Question: I recently bought bleach to use to disinfect pots and trays. I brought Ultra Clorox bleach and used it at a one to nine ration as I had done with another bleach. When I called the Clorox service number, I was told not to use the Ultra product for this purpose. I wonder what is best to use now. I also know some people use vinegar. I have not been able to establish the measurements of a pH level to aim for when using vinegar for disinfecting. Any comments?
Answer: At the Violet Barn, we have long used both bleach and vinigar to clean and disinfect pots and trays, and often for leaves and cuttings as well. We’d always used the “one to nine” ratio, but this question forced us to do a bit more research. Here’s what we found.
First, “bleach is bleach”. The active ingredient (sodium hypochlorite) is the same in all bleaches. However, not all of what youcan buy is of the same strength–not all, or every brand of bleach, is the same. Ultra Clorox, for example, is simply a more concentrated form of “regular” Clorox. And your “generic” or “store brand” labels may be even less concentrated. Look on the label to compare the concentrations of the active ingredient. This will determine how much bleach you will need to use to effectively disinfect your pots.

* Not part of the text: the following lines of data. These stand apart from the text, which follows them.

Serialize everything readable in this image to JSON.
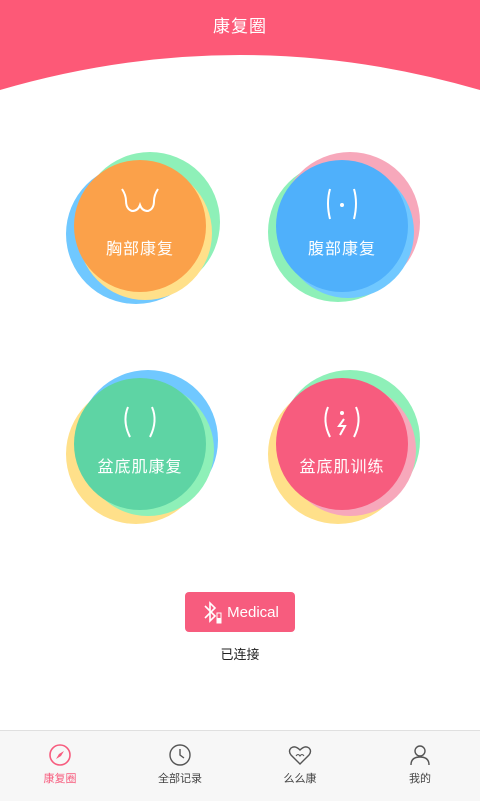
{
  "header": {
    "title": "康复圈"
  },
  "tiles": [
    {
      "label": "胸部康复",
      "icon": "chest-icon",
      "color": "#fba14a"
    },
    {
      "label": "腹部康复",
      "icon": "abdomen-icon",
      "color": "#4fb0fb"
    },
    {
      "label": "盆底肌康复",
      "icon": "pelvic-icon",
      "color": "#5ed4a4"
    },
    {
      "label": "盆底肌训练",
      "icon": "pelvic-training-icon",
      "color": "#f75c7e"
    }
  ],
  "device": {
    "icon": "bluetooth-icon",
    "label": "Medical",
    "status": "已连接"
  },
  "tabs": [
    {
      "label": "康复圈",
      "icon": "compass-icon",
      "active": true
    },
    {
      "label": "全部记录",
      "icon": "clock-icon",
      "active": false
    },
    {
      "label": "么么康",
      "icon": "heart-icon",
      "active": false
    },
    {
      "label": "我的",
      "icon": "person-icon",
      "active": false
    }
  ],
  "colors": {
    "accent": "#f75c7e",
    "ring_green": "#8ef0b8",
    "ring_blue": "#70c8ff",
    "ring_yellow": "#ffe08a",
    "ring_pink": "#f7a8bb"
  }
}
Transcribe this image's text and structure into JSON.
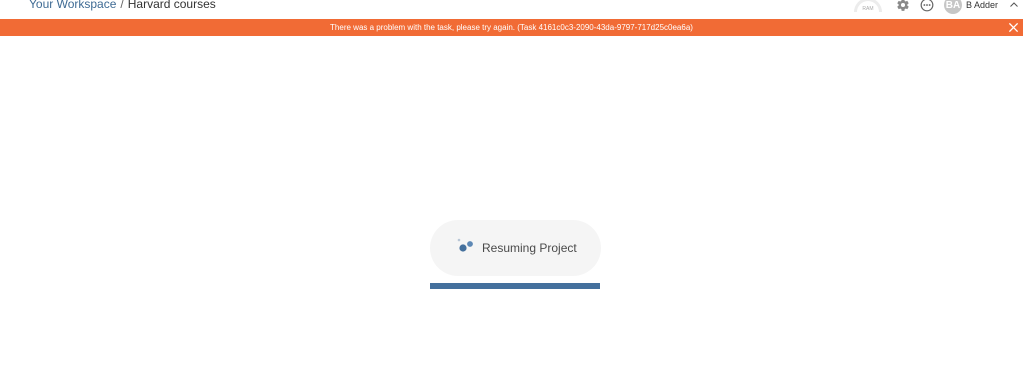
{
  "breadcrumb": {
    "workspace": "Your Workspace",
    "separator": "/",
    "project": "Harvard courses"
  },
  "header": {
    "ram_label": "RAM",
    "settings_icon": "gear-icon",
    "more_icon": "more-options-icon",
    "avatar_initials": "BA",
    "user_name": "B Adder",
    "collapse_icon": "chevron-up-icon"
  },
  "banner": {
    "message": "There was a problem with the task, please try again. (Task 4161c0c3-2090-43da-9797-717d25c0ea6a)",
    "close_icon": "close-icon"
  },
  "loader": {
    "label": "Resuming Project",
    "progress": 1.0
  },
  "colors": {
    "banner": "#f16b35",
    "accent": "#44709d",
    "link": "#3f6b94"
  }
}
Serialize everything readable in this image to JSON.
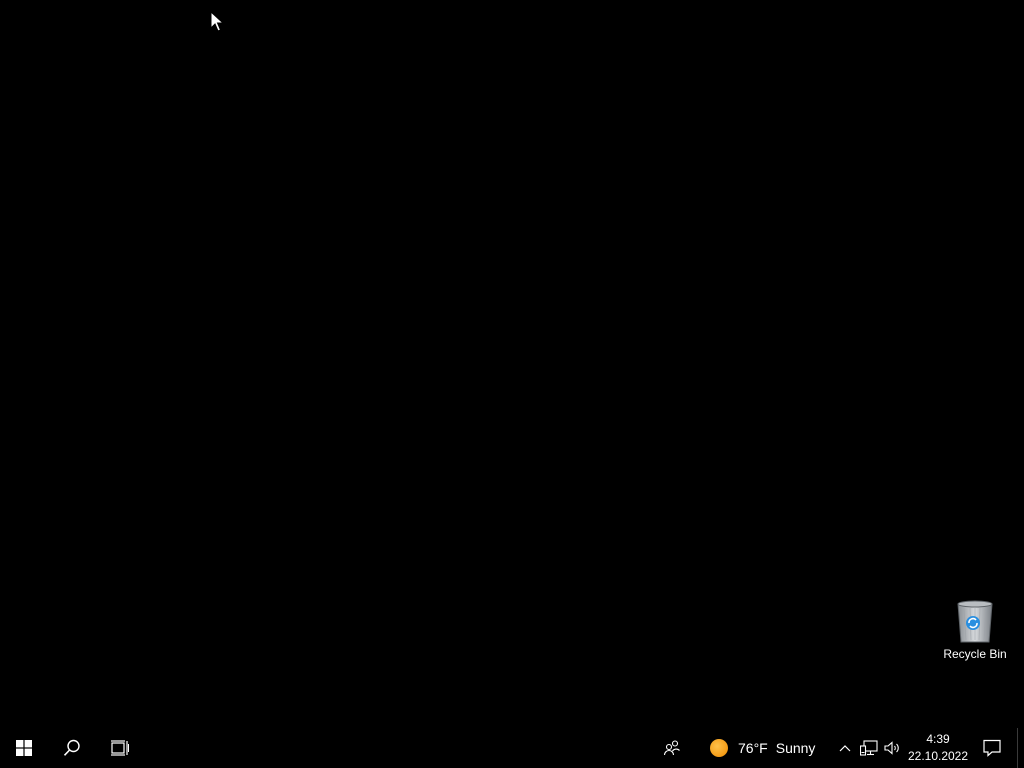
{
  "desktop": {
    "background_color": "#000000",
    "icons": [
      {
        "label": "Recycle Bin",
        "icon": "recycle-bin-icon"
      }
    ]
  },
  "taskbar": {
    "background_color": "#000000",
    "start": {
      "icon": "windows-logo-icon"
    },
    "search": {
      "icon": "search-icon"
    },
    "task_view": {
      "icon": "task-view-icon"
    },
    "people": {
      "icon": "people-icon"
    },
    "weather": {
      "icon": "sun-icon",
      "temperature": "76°F",
      "condition": "Sunny",
      "accent_color": "#f5a10a"
    },
    "tray": {
      "chevron_icon": "chevron-up-icon",
      "network_icon": "network-wired-icon",
      "volume_icon": "volume-icon"
    },
    "clock": {
      "time": "4:39",
      "date": "22.10.2022"
    },
    "action_center": {
      "icon": "notification-icon"
    }
  }
}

Second, what is the recommended dilution? According to the EPA service bulletin for Clorox, the proper dilution rate for “plant containers in nurseries” (among other things), for the purpose of “plant parasitic nematodes, plant disease-causing fungi and general surface disinfection” is an approximately .85% active ingredient diultion rate. What does this mean? Ultra Clorox, for example, contains 6% active ingredient. When 1 part Ultra Clorox is mixed with 6 parts water, the dilution will be .85% (i.e. 6% divided by 7 total parts). If your bleach is more dilute, mis with less water. For example, our store brand bleach has about 3% active ingredient. We would mix 1 part of this store brand with 2 parts of wter to achieve the proper dilution (i.e. 3% divided by 3.5 total parts). If your bleach is more concentrated, dilute it more.
What about vinegar? Vinegar does two things. First, because it is acidic, and much of the “crust” or residue you find on old, used, pots is alkaline, it works very well to dissolve and clean away these. We’ll often soak really hard-to-clean pots in a pure (or nearly so) solution of white vinegar to make old pots look new again. Second, vinegar works well as a disinfectant, especially when used in combination with bleach–it makes the bleach even more effective as a disinfectant! It’s been found that bleach (which is slightly alkaline) is a much more effective disinfectant when it is acidic (pH 6 to 6.8). A recommened solution for household use, for example, would be a follows: 1 oz. bleach (6% dilution) added to one gallon water, then add 1 oz. white (5% distilled) vinegar.